[AIM OF THE TASK] In the records below, count every line that includes the word "control". Provide the total alone.

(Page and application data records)
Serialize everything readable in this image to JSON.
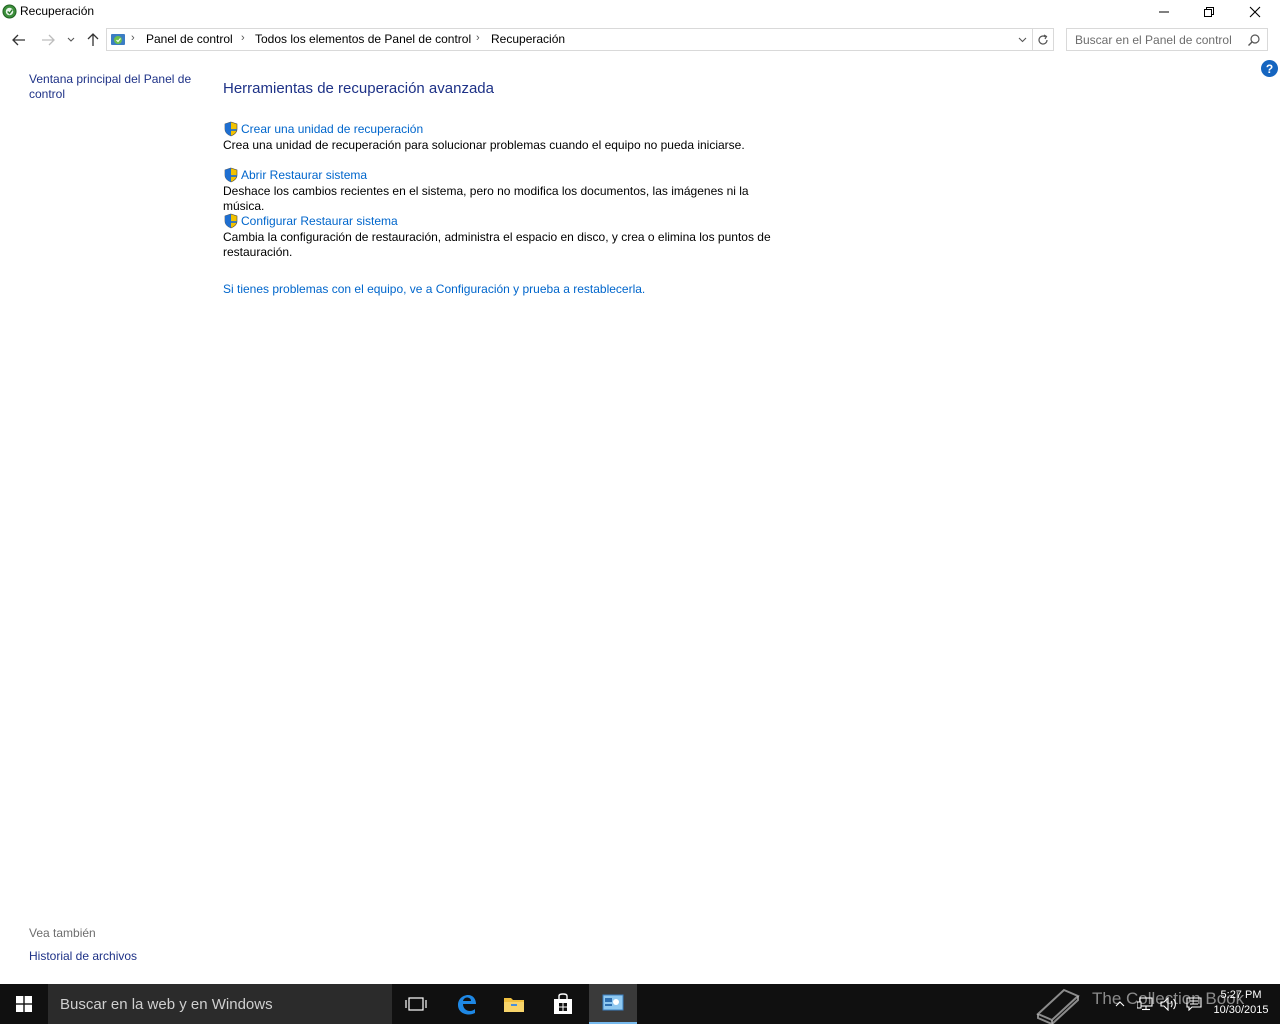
{
  "window": {
    "title": "Recuperación",
    "icon": "recovery-icon"
  },
  "nav": {
    "breadcrumbs": [
      "Panel de control",
      "Todos los elementos de Panel de control",
      "Recuperación"
    ],
    "search_placeholder": "Buscar en el Panel de control"
  },
  "leftpane": {
    "home_link": "Ventana principal del Panel de control",
    "see_also_heading": "Vea también",
    "see_also_link": "Historial de archivos"
  },
  "main": {
    "title": "Herramientas de recuperación avanzada",
    "tasks": [
      {
        "label": "Crear una unidad de recuperación",
        "description": "Crea una unidad de recuperación para solucionar problemas cuando el equipo no pueda iniciarse."
      },
      {
        "label": "Abrir Restaurar sistema",
        "description": "Deshace los cambios recientes en el sistema, pero no modifica los documentos, las imágenes ni la música."
      },
      {
        "label": "Configurar Restaurar sistema",
        "description": "Cambia la configuración de restauración, administra el espacio en disco, y crea o elimina los puntos de restauración."
      }
    ],
    "reset_link": "Si tienes problemas con el equipo, ve a Configuración y prueba a restablecerla."
  },
  "taskbar": {
    "search_text": "Buscar en la web y en Windows",
    "time": "5:27 PM",
    "date": "10/30/2015",
    "watermark": "The Collection Book"
  },
  "colors": {
    "link": "#0066cc",
    "heading": "#1e3287",
    "taskbar": "#101010"
  }
}
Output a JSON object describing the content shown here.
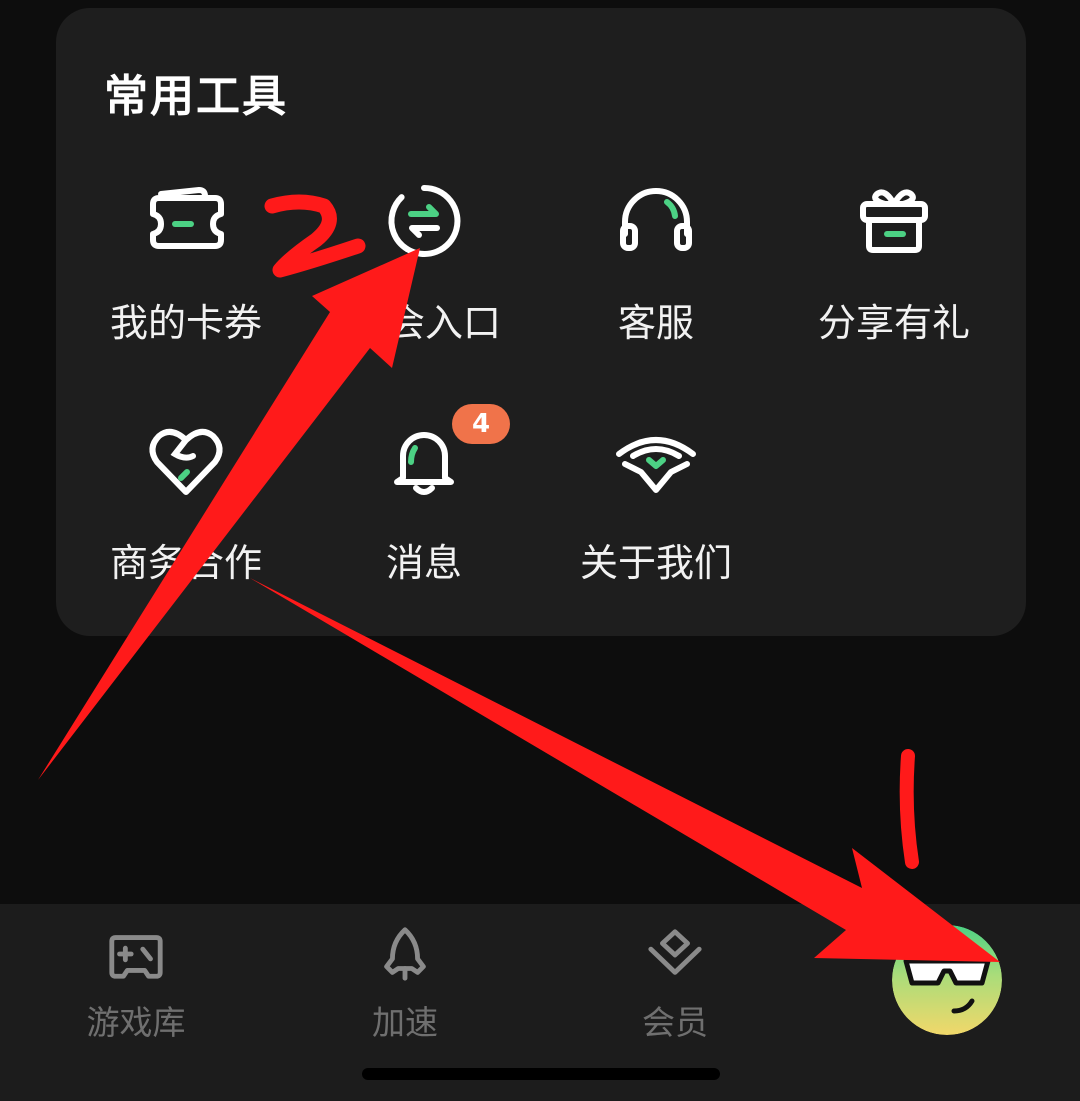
{
  "tools_card": {
    "title": "常用工具",
    "items": [
      {
        "label": "我的卡券",
        "icon": "coupon-ticket-icon"
      },
      {
        "label": "兑换码入口",
        "visible_label": "会入口",
        "icon": "exchange-arrows-icon"
      },
      {
        "label": "客服",
        "icon": "headset-icon"
      },
      {
        "label": "分享有礼",
        "icon": "gift-box-icon"
      },
      {
        "label": "商务合作",
        "icon": "heart-handshake-icon"
      },
      {
        "label": "消息",
        "icon": "bell-icon",
        "badge": "4"
      },
      {
        "label": "关于我们",
        "icon": "wings-heart-logo-icon"
      }
    ]
  },
  "tab_bar": {
    "tabs": [
      {
        "label": "游戏库",
        "icon": "gamepad-icon"
      },
      {
        "label": "加速",
        "icon": "rocket-icon"
      },
      {
        "label": "会员",
        "icon": "diamond-heart-icon"
      }
    ],
    "profile_avatar": {
      "icon": "sunglasses-smiley-avatar-icon"
    }
  },
  "annotations": {
    "mark_1": "1",
    "mark_2": "2",
    "color": "#ff1a1a"
  },
  "colors": {
    "accent_green": "#4cd184",
    "badge_orange": "#f0734a",
    "card_bg": "#1e1e1e",
    "page_bg": "#0d0d0d"
  }
}
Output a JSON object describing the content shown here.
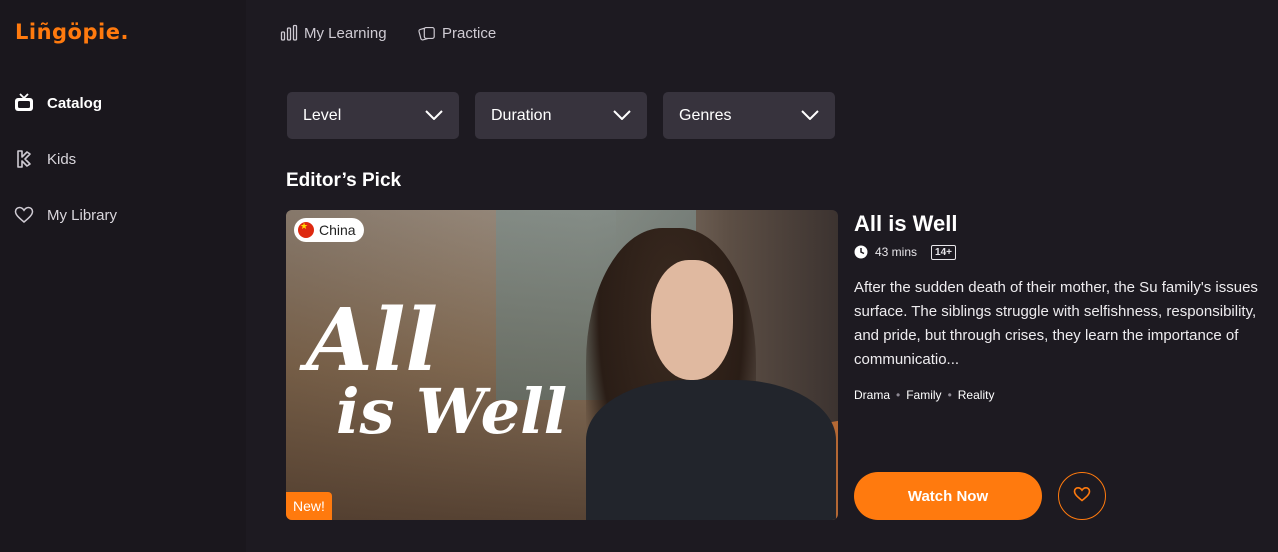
{
  "app": {
    "logo": "Liñgöpie."
  },
  "sidebar": {
    "items": [
      {
        "label": "Catalog",
        "icon": "tv-icon",
        "active": true
      },
      {
        "label": "Kids",
        "icon": "kids-icon",
        "active": false
      },
      {
        "label": "My Library",
        "icon": "heart-icon",
        "active": false
      }
    ]
  },
  "topnav": {
    "items": [
      {
        "label": "My Learning",
        "icon": "chart-bars-icon"
      },
      {
        "label": "Practice",
        "icon": "cards-icon"
      }
    ]
  },
  "filters": [
    {
      "label": "Level"
    },
    {
      "label": "Duration"
    },
    {
      "label": "Genres"
    }
  ],
  "editors_pick": {
    "section_title": "Editor’s Pick",
    "country": "China",
    "new_badge": "New!",
    "hero_text_line1": "All",
    "hero_text_line2": "is Well",
    "title": "All is Well",
    "duration": "43 mins",
    "age_rating": "14+",
    "description": "After the sudden death of their mother, the Su family's issues surface. The siblings struggle with selfishness, responsibility, and pride, but through crises, they learn the importance of communicatio...",
    "genres": [
      "Drama",
      "Family",
      "Reality"
    ],
    "watch_label": "Watch Now"
  },
  "colors": {
    "accent": "#ff7a0e",
    "background": "#1d1a21",
    "sidebar": "#1a171d",
    "filter": "#37333d"
  }
}
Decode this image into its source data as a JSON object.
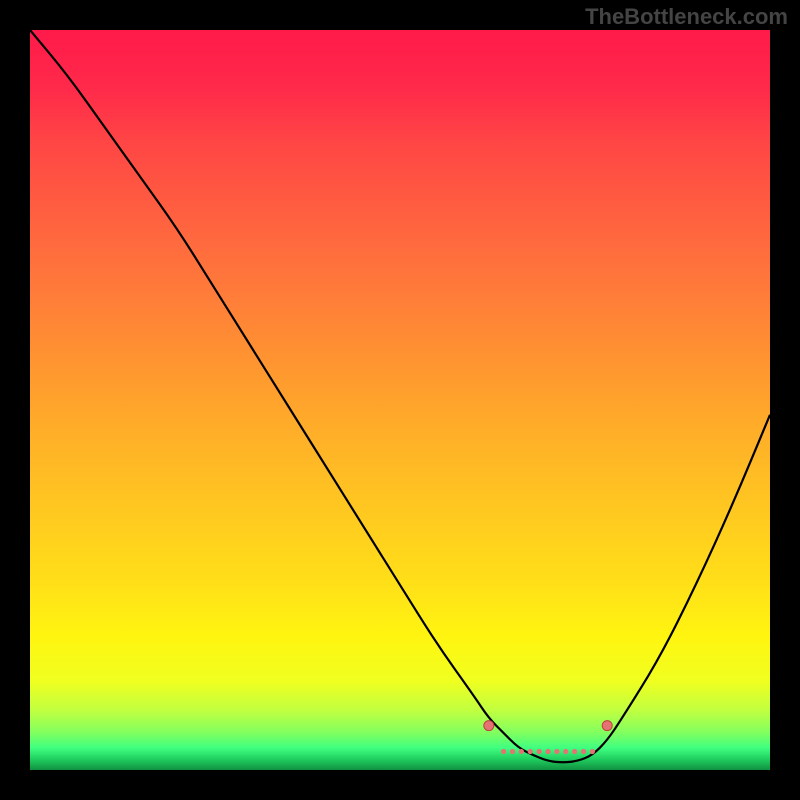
{
  "watermark": "TheBottleneck.com",
  "chart_data": {
    "type": "line",
    "title": "",
    "xlabel": "",
    "ylabel": "",
    "xlim": [
      0,
      100
    ],
    "ylim": [
      0,
      100
    ],
    "series": [
      {
        "name": "curve",
        "x": [
          0,
          5,
          10,
          15,
          20,
          25,
          30,
          35,
          40,
          45,
          50,
          55,
          60,
          62,
          64,
          66,
          68,
          70,
          72,
          74,
          76,
          78,
          80,
          85,
          90,
          95,
          100
        ],
        "values": [
          100,
          94,
          87,
          80,
          73,
          65,
          57,
          49,
          41,
          33,
          25,
          17,
          10,
          7,
          5,
          3,
          2,
          1.2,
          1,
          1.2,
          2,
          4,
          7,
          15,
          25,
          36,
          48
        ]
      }
    ],
    "markers": [
      {
        "name": "band-left",
        "x": 62,
        "y": 6
      },
      {
        "name": "band-right",
        "x": 78,
        "y": 6
      }
    ],
    "dotted_band": {
      "x_start": 64,
      "x_end": 76,
      "y": 2.5
    },
    "gradient_stops": [
      {
        "pos": 0,
        "color": "#ff1a4a"
      },
      {
        "pos": 0.25,
        "color": "#ff6040"
      },
      {
        "pos": 0.55,
        "color": "#ffb028"
      },
      {
        "pos": 0.82,
        "color": "#fff510"
      },
      {
        "pos": 0.95,
        "color": "#80ff60"
      },
      {
        "pos": 1.0,
        "color": "#109040"
      }
    ]
  }
}
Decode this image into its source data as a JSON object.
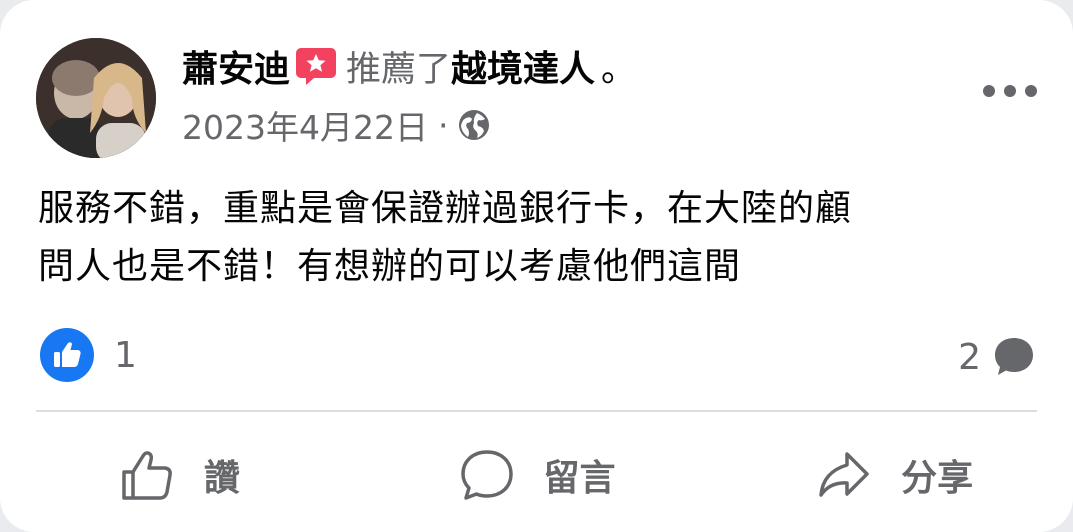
{
  "post": {
    "author": "蕭安迪",
    "verb": "推薦了",
    "page": "越境達人",
    "period": "。",
    "date": "2023年4月22日",
    "separator": "·",
    "privacy_icon": "globe-icon",
    "text_line1": "服務不錯，重點是會保證辦過銀行卡，在大陸的顧",
    "text_line2": "問人也是不錯！有想辦的可以考慮他們這間"
  },
  "reactions": {
    "like_count": "1",
    "comment_count": "2"
  },
  "actions": {
    "like_label": "讚",
    "comment_label": "留言",
    "share_label": "分享"
  },
  "colors": {
    "like_blue": "#1877f2",
    "recommend_badge": "#f3425f",
    "secondary_text": "#65676b"
  }
}
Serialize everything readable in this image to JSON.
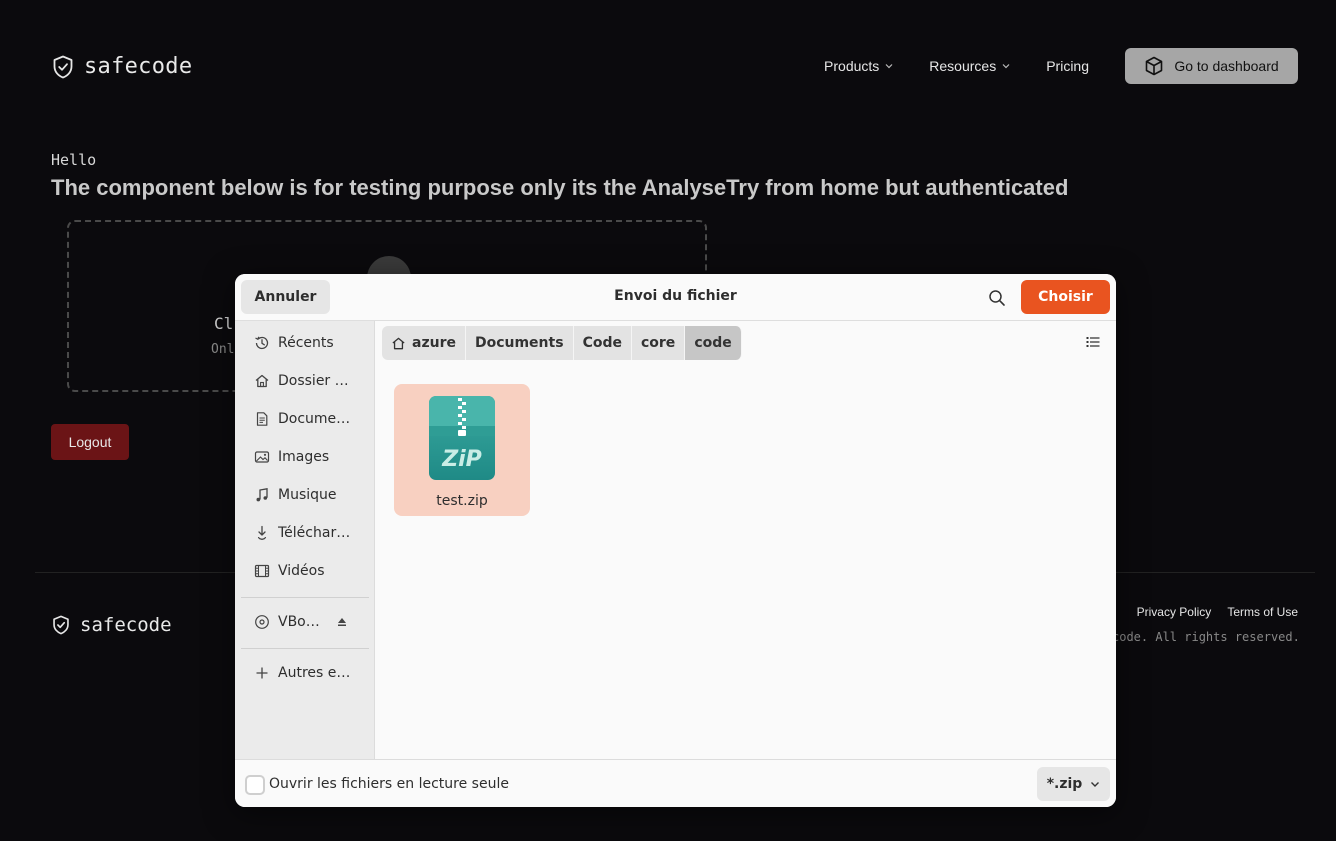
{
  "site": {
    "brand": "safecode",
    "nav": {
      "products": "Products",
      "resources": "Resources",
      "pricing": "Pricing",
      "dashboard": "Go to dashboard"
    },
    "hello": "Hello",
    "heading": "The component below is for testing purpose only its the AnalyseTry from home but authenticated",
    "dropzone": {
      "title_partial": "Cl",
      "subtitle_partial": "Onl"
    },
    "logout": "Logout",
    "footer": {
      "brand": "safecode",
      "privacy": "Privacy Policy",
      "terms": "Terms of Use",
      "copyright_partial": "code. All rights reserved."
    }
  },
  "dialog": {
    "title": "Envoi du fichier",
    "cancel": "Annuler",
    "choose": "Choisir",
    "accent": "#e95420",
    "sidebar": [
      {
        "label": "Récents",
        "icon": "clock-icon"
      },
      {
        "label": "Dossier …",
        "icon": "home-icon"
      },
      {
        "label": "Docume…",
        "icon": "document-icon"
      },
      {
        "label": "Images",
        "icon": "image-icon"
      },
      {
        "label": "Musique",
        "icon": "music-icon"
      },
      {
        "label": "Téléchar…",
        "icon": "download-icon"
      },
      {
        "label": "Vidéos",
        "icon": "film-icon"
      }
    ],
    "devices": [
      {
        "label": "VBo…",
        "icon": "disc-icon"
      }
    ],
    "other": {
      "label": "Autres e…",
      "icon": "plus-icon"
    },
    "path": [
      "azure",
      "Documents",
      "Code",
      "core",
      "code"
    ],
    "files": [
      {
        "name": "test.zip",
        "icon": "zip-file-icon",
        "selected": true
      }
    ],
    "readonly_label": "Ouvrir les fichiers en lecture seule",
    "filter": "*.zip"
  }
}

[RESPONSE FOR THIS EXERCISE] 4